Your assignment: Write the records below out again word for word, with the pictures removed.

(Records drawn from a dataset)
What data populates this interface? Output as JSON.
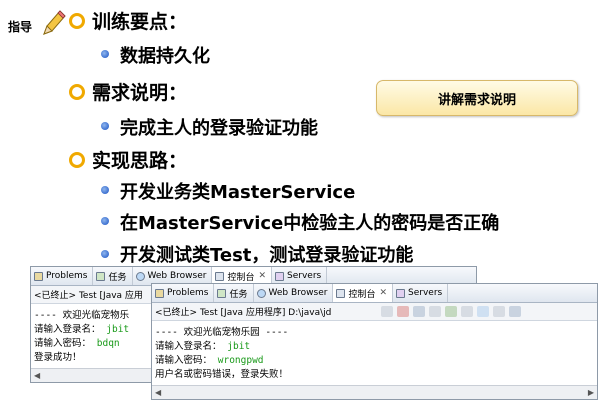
{
  "slide": {
    "guide_label": "指导",
    "items": [
      {
        "title": "训练要点：",
        "subs": [
          "数据持久化"
        ]
      },
      {
        "title": "需求说明：",
        "subs": [
          "完成主人的登录验证功能"
        ]
      },
      {
        "title": "实现思路：",
        "subs": [
          "开发业务类MasterService",
          "在MasterService中检验主人的密码是否正确",
          "开发测试类Test，测试登录验证功能"
        ]
      }
    ],
    "explain_button": "讲解需求说明"
  },
  "back_console": {
    "tabs": [
      "Problems",
      "任务",
      "Web Browser",
      "控制台",
      "Servers"
    ],
    "header": "<已终止> Test [Java 应用",
    "lines": {
      "l1": "---- 欢迎光临宠物乐",
      "l2_label": "请输入登录名：",
      "l2_value": "jbit",
      "l3_label": "请输入密码：",
      "l3_value": "bdqn",
      "l4": "登录成功！"
    }
  },
  "front_console": {
    "tabs": [
      "Problems",
      "任务",
      "Web Browser",
      "控制台",
      "Servers"
    ],
    "header": "<已终止> Test [Java 应用程序] D:\\java\\jd",
    "lines": {
      "l1": "---- 欢迎光临宠物乐园 ----",
      "l2_label": "请输入登录名：",
      "l2_value": "jbit",
      "l3_label": "请输入密码：",
      "l3_value": "wrongpwd",
      "l4": "用户名或密码错误，登录失败！"
    }
  },
  "colors": {
    "bullet_ring": "#f0a900",
    "bullet_dot": "#3b6fd0",
    "input_text": "#1a9a1a",
    "button_fill": "#fbe7a6"
  },
  "icons": [
    "pencil-icon",
    "problems-icon",
    "tasks-icon",
    "web-browser-icon",
    "console-icon",
    "servers-icon",
    "close-icon"
  ]
}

Exercise result:
What data populates this interface? Output as JSON.
{
  "slide": {
    "guide_label": "指导",
    "items": [
      {
        "title": "训练要点：",
        "subs": [
          "数据持久化"
        ]
      },
      {
        "title": "需求说明：",
        "subs": [
          "完成主人的登录验证功能"
        ]
      },
      {
        "title": "实现思路：",
        "subs": [
          "开发业务类MasterService",
          "在MasterService中检验主人的密码是否正确",
          "开发测试类Test，测试登录验证功能"
        ]
      }
    ],
    "explain_button": "讲解需求说明"
  },
  "back_console": {
    "tabs": [
      "Problems",
      "任务",
      "Web Browser",
      "控制台",
      "Servers"
    ],
    "header": "<已终止> Test [Java 应用",
    "lines": {
      "l1": "---- 欢迎光临宠物乐",
      "l2_label": "请输入登录名：",
      "l2_value": "jbit",
      "l3_label": "请输入密码：",
      "l3_value": "bdqn",
      "l4": "登录成功！"
    }
  },
  "front_console": {
    "tabs": [
      "Problems",
      "任务",
      "Web Browser",
      "控制台",
      "Servers"
    ],
    "header": "<已终止> Test [Java 应用程序] D:\\java\\jd",
    "lines": {
      "l1": "---- 欢迎光临宠物乐园 ----",
      "l2_label": "请输入登录名：",
      "l2_value": "jbit",
      "l3_label": "请输入密码：",
      "l3_value": "wrongpwd",
      "l4": "用户名或密码错误，登录失败！"
    }
  },
  "colors": {
    "bullet_ring": "#f0a900",
    "bullet_dot": "#3b6fd0",
    "input_text": "#1a9a1a",
    "button_fill": "#fbe7a6"
  },
  "icons": [
    "pencil-icon",
    "problems-icon",
    "tasks-icon",
    "web-browser-icon",
    "console-icon",
    "servers-icon",
    "close-icon"
  ]
}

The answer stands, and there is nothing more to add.